Page and application data records:
+++

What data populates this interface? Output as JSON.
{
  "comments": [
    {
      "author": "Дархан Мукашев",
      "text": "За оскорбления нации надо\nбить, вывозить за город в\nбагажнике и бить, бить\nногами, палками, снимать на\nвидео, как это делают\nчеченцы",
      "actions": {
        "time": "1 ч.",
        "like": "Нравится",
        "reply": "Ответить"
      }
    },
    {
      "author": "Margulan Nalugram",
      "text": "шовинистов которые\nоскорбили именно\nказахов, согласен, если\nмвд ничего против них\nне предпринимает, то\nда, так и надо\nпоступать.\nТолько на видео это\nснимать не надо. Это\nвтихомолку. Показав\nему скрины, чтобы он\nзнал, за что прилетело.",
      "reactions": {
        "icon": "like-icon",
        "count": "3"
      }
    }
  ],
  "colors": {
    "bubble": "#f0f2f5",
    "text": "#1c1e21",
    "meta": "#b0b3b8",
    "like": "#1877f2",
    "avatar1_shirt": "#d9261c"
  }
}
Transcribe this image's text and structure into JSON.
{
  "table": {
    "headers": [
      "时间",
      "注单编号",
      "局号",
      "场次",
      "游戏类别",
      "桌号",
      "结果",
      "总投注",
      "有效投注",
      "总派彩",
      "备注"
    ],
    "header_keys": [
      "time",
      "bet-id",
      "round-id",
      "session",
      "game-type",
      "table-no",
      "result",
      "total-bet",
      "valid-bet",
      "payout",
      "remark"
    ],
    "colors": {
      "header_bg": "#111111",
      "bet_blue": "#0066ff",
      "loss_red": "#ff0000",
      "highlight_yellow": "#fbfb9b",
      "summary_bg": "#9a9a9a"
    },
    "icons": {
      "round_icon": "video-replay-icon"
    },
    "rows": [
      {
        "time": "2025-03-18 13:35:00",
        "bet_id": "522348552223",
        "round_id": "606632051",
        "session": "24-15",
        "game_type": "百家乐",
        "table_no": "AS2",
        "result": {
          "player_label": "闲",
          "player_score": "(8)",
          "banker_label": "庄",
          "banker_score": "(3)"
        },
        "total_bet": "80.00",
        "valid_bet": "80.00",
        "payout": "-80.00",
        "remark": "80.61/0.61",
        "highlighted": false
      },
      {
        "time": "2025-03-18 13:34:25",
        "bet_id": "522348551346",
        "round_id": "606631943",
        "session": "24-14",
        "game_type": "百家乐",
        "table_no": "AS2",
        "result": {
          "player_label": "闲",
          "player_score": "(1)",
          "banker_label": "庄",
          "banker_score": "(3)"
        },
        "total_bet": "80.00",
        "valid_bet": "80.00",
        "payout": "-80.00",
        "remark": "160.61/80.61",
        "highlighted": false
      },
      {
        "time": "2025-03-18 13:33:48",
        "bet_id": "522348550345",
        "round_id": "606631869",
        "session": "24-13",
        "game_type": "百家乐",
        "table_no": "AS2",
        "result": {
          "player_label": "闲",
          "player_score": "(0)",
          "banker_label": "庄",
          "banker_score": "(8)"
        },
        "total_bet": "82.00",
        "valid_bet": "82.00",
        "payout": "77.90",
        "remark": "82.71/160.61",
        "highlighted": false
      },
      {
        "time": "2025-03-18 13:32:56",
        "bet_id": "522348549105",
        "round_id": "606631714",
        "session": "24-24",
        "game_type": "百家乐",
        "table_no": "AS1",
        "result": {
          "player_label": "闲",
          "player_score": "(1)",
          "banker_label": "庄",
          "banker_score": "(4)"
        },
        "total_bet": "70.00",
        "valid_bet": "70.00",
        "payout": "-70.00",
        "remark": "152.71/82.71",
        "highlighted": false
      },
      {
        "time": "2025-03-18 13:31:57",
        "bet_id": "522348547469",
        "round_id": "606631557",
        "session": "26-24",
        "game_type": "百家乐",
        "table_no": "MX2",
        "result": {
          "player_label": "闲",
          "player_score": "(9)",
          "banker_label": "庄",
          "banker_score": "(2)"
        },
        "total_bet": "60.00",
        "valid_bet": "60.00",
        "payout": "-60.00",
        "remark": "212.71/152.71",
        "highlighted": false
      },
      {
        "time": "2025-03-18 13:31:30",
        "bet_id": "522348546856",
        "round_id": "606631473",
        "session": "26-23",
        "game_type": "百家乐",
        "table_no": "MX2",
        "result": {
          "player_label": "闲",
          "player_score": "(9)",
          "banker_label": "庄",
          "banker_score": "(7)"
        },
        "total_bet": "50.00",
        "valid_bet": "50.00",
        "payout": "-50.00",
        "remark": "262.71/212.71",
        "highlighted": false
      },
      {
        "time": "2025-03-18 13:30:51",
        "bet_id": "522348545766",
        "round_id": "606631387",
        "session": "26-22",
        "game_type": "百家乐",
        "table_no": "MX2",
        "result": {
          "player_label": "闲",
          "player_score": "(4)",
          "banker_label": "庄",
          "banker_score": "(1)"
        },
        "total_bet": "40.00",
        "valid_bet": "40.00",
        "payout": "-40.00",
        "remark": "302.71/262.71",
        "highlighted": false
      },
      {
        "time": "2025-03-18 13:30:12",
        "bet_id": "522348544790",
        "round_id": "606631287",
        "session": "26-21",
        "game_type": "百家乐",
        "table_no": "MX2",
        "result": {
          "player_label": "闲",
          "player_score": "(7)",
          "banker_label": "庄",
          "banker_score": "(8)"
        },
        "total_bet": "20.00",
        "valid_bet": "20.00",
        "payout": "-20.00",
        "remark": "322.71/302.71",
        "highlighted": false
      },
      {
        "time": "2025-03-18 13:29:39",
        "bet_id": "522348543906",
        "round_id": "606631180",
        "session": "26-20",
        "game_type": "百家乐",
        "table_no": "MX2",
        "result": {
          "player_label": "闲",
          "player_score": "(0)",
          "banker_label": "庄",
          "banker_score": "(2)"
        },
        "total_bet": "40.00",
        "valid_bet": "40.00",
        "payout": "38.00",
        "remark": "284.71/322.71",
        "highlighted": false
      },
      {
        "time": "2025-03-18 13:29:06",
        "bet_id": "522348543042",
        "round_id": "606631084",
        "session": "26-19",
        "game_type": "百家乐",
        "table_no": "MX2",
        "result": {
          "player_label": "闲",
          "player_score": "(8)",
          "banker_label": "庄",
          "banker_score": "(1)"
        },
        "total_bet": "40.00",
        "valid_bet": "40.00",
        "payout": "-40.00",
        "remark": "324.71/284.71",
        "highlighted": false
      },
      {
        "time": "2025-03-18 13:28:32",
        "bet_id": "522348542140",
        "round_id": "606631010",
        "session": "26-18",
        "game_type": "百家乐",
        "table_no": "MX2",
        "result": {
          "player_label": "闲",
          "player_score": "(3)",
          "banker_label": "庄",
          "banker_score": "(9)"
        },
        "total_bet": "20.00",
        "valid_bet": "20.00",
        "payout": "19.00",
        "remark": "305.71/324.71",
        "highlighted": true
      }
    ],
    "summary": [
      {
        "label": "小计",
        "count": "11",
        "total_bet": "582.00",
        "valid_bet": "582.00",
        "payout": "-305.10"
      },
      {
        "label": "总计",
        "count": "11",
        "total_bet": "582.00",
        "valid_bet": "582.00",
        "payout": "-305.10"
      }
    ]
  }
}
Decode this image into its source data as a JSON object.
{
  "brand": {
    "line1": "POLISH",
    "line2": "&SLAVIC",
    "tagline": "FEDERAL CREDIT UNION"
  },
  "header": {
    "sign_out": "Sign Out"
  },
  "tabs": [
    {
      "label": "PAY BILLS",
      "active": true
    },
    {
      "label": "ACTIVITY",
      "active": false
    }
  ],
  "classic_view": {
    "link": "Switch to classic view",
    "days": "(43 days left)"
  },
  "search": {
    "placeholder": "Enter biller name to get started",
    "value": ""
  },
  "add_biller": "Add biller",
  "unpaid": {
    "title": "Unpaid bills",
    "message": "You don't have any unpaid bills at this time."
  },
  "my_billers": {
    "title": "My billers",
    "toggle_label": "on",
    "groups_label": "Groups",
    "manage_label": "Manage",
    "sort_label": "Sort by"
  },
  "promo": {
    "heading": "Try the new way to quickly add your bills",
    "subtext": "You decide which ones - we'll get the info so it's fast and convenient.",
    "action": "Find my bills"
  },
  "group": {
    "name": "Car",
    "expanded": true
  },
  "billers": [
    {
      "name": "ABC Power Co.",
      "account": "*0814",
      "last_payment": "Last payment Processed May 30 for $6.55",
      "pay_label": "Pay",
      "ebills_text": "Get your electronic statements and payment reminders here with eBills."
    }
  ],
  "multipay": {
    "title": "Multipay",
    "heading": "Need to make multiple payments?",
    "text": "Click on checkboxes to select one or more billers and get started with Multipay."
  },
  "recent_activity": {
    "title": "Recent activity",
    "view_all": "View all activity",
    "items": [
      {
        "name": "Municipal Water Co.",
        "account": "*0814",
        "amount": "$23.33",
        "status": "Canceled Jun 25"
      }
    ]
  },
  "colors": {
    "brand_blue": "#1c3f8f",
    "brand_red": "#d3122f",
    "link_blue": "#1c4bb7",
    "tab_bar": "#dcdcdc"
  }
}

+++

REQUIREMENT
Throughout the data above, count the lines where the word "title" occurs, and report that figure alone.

SOLUTION FOR THIS EXERCISE
4